A copy of Mr Messent’s report remains on file and includes the following comments: ‘The gearbox is very sweet with a good change and no noises . . . The car starts well, drives well and stops well . . . New interior and hood both done well and in good quality materials . . . Buy it without a doubt . . . It is a very nice, tidy, genuinely well looked after motorcar’. Having acquired the four-seater from Michel Kruch of Brussels, Mr Sword had LMB Racing fettle its steering, brake and coolant systems, install a modern clutch and new 3.3:1 crown wheel and pinion (plus associated bearings), tune the original engine, overhaul the carburettors and convert the electrical system to 12 volts etc.
Re-registered by the DVLA as ‘OSL 332’ on September 1st 2000 despite the presence of buff and green continuation logbooks, the Lagonda has been entrusted to a veritable Who’s Who of marque specialists since being repatriated. Peter Whenman’s Vintage Coachworks were responsible for fitting a new water pump, full-flow oil filter conversion kit, double electric fuel pump, stainless steel silencer box and running board strips not to mention treating the rear springs to new shackles, bushes and pins, while Bishopgray re-set the springs, adjusted the brakes, replaced the steering box bracket and front hubs, flushed the petrol tank and renewed the brake boots etc. Bought by the vendor from Mr Sword in November 2004, the Tourer was sent to Jonathan Wood Vintage & Thoroughbred Restorations for servicing and sundry improvements during May 2005 at a cost of £2,756.88. Thereafter, much of its maintenance has been carried out by David Wall Vintage & Classic Cars of Wroxham. As well as general servicing, Mr Wall has been responsible for re-coring the radiator (2008), refurbishing the cylinder head with hardened valve seats (2009) and adjusting the valves etc (2015).
Introduced at the 1933 Olympia Motor Show, the M45 remains for many the ultimate sporting Lagonda.
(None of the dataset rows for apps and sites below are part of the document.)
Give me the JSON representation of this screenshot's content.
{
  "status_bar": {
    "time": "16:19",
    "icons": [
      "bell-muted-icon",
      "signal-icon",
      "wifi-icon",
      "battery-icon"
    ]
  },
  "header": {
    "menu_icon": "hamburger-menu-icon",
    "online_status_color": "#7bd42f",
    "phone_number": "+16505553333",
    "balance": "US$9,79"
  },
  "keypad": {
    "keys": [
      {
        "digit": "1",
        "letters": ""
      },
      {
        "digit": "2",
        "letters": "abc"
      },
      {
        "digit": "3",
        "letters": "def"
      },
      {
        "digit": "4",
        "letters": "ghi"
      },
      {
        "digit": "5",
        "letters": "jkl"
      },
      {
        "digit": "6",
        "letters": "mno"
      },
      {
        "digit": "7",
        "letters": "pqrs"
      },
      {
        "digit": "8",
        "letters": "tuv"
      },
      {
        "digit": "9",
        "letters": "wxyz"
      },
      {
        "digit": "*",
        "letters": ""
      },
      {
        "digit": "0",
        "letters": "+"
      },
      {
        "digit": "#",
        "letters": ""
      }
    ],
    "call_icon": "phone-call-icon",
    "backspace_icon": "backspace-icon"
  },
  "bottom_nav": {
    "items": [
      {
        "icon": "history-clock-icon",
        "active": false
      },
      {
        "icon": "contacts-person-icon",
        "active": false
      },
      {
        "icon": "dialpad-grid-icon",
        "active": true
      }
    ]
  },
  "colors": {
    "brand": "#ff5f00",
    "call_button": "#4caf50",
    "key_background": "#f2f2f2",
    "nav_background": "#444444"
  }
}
Derived from that of its 3-Litre ZM series predecessor, the newcomer’s chassis was very much Vintage in flavour featuring a 10ft 9in wheelbase,
all-round semi-elliptic leaf-sprung suspension and four-wheel drum brakes.
Doubtless influenced by the Monte Carlo Rally win and Brooklands triumphs that Invicta had achieved since fitting the proprietary Meadows 6ESC 4453cc OHV straight-six engine to its products, Lagonda chose to install the same powerplant and associated Meadows T8 four-speed gearbox aboard the M45. The result was among the fastest cars that money could buy with closed examples able to exceed 90mph and open ones, given the right conditions, punching past 100mph.
Contemporary reports in Autocar and Motorsport magazines praised the Lagonda’s ‘brilliant acceleration and sheer performance’ as well as its ‘high power-to-weight ratio’ and ‘easy running in a way that can be achieved to the fullest extent only by a big-engined machine working well inside its limits’.
The Staines manufacturer had amply demonstrated this latter point during pre-production testing when a prototype took fourteen hours less to cover the 1,500 miles between Dieppe to Brindisi than an express train! Arthur Fox and Bob Nicholl whose specially prepared Roesch Talbot 105 cars had done so well in international races and rallies were quick to spot the potential in the new Lagonda. A trio of shorter wheelbase, skimpily bodied and tuned M45 racers took the Team Prize at the 1934 Ards TT with one of their number claiming outright victory at the following year’s Le Mans 24 hours against Alfa Romeo 8C 2300 opposition. Inspired by the Fox & Nicholl Team Cars, the Rapide version of the M45 boasted a lighter chassis (10ft 3in wheelbase), uprated engine (RR50 alloy crankcase, Scintilla magneto, stronger connecting rods and larger crankshaft bearings) and more powerful Girling brakes plus a freewheel device for the transmission. Considerably more expensive than its standard sibling at £825, the Rapide accounted for just 53 sales making it particularly sought after today.